WHAT YOU ARE ASKED TO DO: In the material below, the lines containing the word "Free" are required; copy each of them.

RECORDS PROVIDED:
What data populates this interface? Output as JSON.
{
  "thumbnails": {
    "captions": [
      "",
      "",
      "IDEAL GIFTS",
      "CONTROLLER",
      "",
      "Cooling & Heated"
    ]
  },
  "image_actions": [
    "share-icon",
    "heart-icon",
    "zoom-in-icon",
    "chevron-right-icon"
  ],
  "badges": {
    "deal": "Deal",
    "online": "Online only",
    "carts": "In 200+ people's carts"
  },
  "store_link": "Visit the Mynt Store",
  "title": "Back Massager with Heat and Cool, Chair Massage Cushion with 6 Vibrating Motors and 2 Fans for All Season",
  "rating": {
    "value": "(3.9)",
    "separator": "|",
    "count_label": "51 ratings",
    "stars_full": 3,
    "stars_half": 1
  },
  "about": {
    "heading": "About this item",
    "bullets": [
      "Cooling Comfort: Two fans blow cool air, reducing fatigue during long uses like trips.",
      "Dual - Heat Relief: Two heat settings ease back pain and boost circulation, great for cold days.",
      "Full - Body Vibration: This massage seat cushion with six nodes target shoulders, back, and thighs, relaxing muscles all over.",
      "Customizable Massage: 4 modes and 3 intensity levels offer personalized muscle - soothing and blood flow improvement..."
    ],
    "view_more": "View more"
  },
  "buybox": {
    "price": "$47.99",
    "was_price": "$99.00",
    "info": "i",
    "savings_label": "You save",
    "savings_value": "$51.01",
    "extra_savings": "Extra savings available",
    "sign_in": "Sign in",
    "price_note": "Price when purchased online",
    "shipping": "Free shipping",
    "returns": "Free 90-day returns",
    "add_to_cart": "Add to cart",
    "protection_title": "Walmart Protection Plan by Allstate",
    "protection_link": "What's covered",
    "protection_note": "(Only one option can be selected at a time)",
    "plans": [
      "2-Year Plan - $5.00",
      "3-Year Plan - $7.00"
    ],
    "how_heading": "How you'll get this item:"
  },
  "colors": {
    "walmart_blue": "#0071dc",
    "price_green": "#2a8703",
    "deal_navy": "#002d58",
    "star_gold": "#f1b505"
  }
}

TASK OUTPUT:
    "shipping": "Free shipping",
    "returns": "Free 90-day returns",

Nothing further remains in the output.